Spending on children with special educational needs and disabilities is expected to be increased after the education secretary said the government recognised the urgent need to relieve pressures on families, councils and schools.
Although Damian Hinds declined to put a figure on the announcement to be made as early as next week, he said discussions between the Department for Education and the Treasury recognised the “particular pressures” caused by the rapid increase in children and young people with Send.
The news will be welcomed by campaigners, and local authorities that have borne the brunt of the additional support required and have struggled to meet rising costs.
Hinds said increased resources should include more capital funding for special schools and other specialist facilities, following revelations that local authorities have been forced to spend millions on private provision.
“We’ve done this work with the Treasury, I’m not going to comment on a particular number, but we’ve done the work to analyse what the pressures are in the system and both how we should and must respond to those pressures in terms of cash,” Hinds told the Guardian.
“There is also how we can help to relieve some of the cash pressures by making sure we have the right provision, that there aren’t blockages in the system, that children aren’t having to go into the wrong type of provision. Sometimes we haven’t got enough space in state special schools so more kids have to go to private special schools and so on, so we have got to make sure we have got the mix of provision right.”
Hinds’ statement comes as county councils – most of them Conservative-led – say the additional support they have been required to find for high needs provision is cutting into other parts of their budget, while parliament’s education select committee has called for special needs funding for schools to be urgently boosted by £1.2bn.
Hinds said the pressures on local authorities and schools have been emerging since the government’s 2014 reforms, which mandated support for children with education and health care plans (EHCP) and raised the age for support from 19 to 25.
“Local authorities need to make sure there is the right setting for every child to help them develop to their fullest potential. There are a larger number of children getting EHCP statements and there have been other cost pressures on schools as well,” Hinds said.
While the education secretary has also been lobbying the Treasury for an overall improvement in funding for schools in England, Hinds said it was well understood within the government that special needs was a top priority.
“It’s about making sure we have the right amount of capital for state special schools and that we’ve got the right provision of inclusion facilities within mainstream schools, the right number of educational psychologists, there’s a whole range of things. But you need to fund it as well, you need the money that goes behind it,” Hinds said.
“But these questions around high needs are really, really important. We passed the Children and Families Act in 2014, a really significant reform. That has resulted in more support for more children, which is a good thing, and there’s also more support for children after the age of 18. But it does need funding.”
With a new party leader and prime minister in place next week, Hinds does not know if he will retain his post, but said: “I’d love to be able to carry on doing this job, it’s a great privilege.”
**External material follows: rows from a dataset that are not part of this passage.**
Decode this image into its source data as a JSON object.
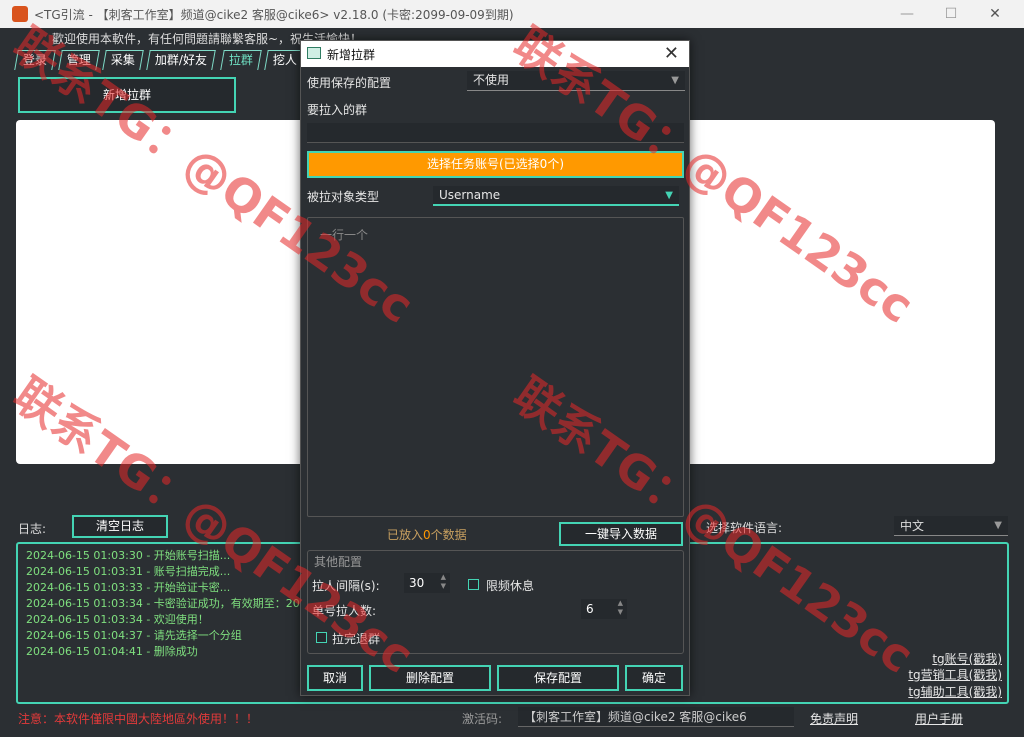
{
  "window": {
    "title": "<TG引流 - 【刺客工作室】频道@cike2 客服@cike6> v2.18.0 (卡密:2099-09-09到期)",
    "minimize": "—",
    "maximize": "☐",
    "close": "✕"
  },
  "welcome": "歡迎使用本軟件，有任何問題請聯繫客服~，祝生活愉快！",
  "tabs": [
    "登录",
    "管理",
    "采集",
    "加群/好友",
    "拉群",
    "挖人"
  ],
  "active_tab": "拉群",
  "add_group_button": "新增拉群",
  "log": {
    "label": "日志:",
    "clear_button": "清空日志",
    "lines": [
      "2024-06-15 01:03:30 - 开始账号扫描...",
      "2024-06-15 01:03:31 - 账号扫描完成...",
      "2024-06-15 01:03:33 - 开始验证卡密...",
      "2024-06-15 01:03:34 - 卡密验证成功，有效期至：2099-",
      "2024-06-15 01:03:34 - 欢迎使用！",
      "2024-06-15 01:04:37 - 请先选择一个分组",
      "2024-06-15 01:04:41 - 删除成功"
    ]
  },
  "language": {
    "label": "选择软件语言:",
    "value": "中文"
  },
  "links": [
    "tg账号(戳我)",
    "tg营销工具(戳我)",
    "tg辅助工具(戳我)"
  ],
  "footer": {
    "notice": "注意：本软件僅限中國大陸地區外使用！！！",
    "activation_label": "激活码:",
    "activation_value": "【刺客工作室】频道@cike2 客服@cike6",
    "disclaimer": "免责声明",
    "manual": "用户手册"
  },
  "dialog": {
    "title": "新增拉群",
    "saved_config_label": "使用保存的配置",
    "saved_config_value": "不使用",
    "target_group_label": "要拉入的群",
    "select_accounts_button": "选择任务账号(已选择0个)",
    "target_type_label": "被拉对象类型",
    "target_type_value": "Username",
    "textbox_placeholder": "一行一个",
    "loaded_count_prefix": "已放入",
    "loaded_count": "0",
    "loaded_count_suffix": "个数据",
    "import_button": "一键导入数据",
    "other_config_label": "其他配置",
    "interval_label": "拉人间隔(s):",
    "interval_value": "30",
    "rate_limit_rest_label": "限频休息",
    "per_account_label": "单号拉人数:",
    "per_account_value": "6",
    "leave_after_label": "拉完退群",
    "cancel_button": "取消",
    "delete_config_button": "删除配置",
    "save_config_button": "保存配置",
    "ok_button": "确定"
  },
  "watermark": "联系TG：@QF123cc",
  "colors": {
    "accent": "#44d4b4",
    "orange": "#ff9900",
    "log_text": "#7fe07f",
    "notice": "#e23a3a"
  }
}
Hinds has spent his time in office dealing with the impact of shrinking school budgets in England, but reports suggest he has had some success in getting money out of the Treasury to offset part of the cost of a 2.75% pay rise for teachers next year, with 2% of the rise to come from school budgets and the further 0.75% from elsewhere.
The education secretary may exit as protests continue in Birmingham by parents and others over relationship education including LGBT being taught by schools.
Hinds defended his department, which has been criticised for not giving schools firmer guidelines on relationships, sex and health education, leaving school leaders vulnerable to pressure from parents.
“The idea that schools decide what they teach is not a new feature of the English education system. We have never, ever, specified exactly what you are going to cover in sex education and in what year,” Hinds said.
“I think we’ve got that balance about right, we came up with a set of guidance that Stonewall welcomed and the Catholic education service welcomed. In the consultation we were in close contact with the Office of the Chief Rabbi and the Association of Muslim Schools as well as teaching unions.
“There is no version of relationships and sex education which pleases 100% of people but I think we’ve got pretty close to that.”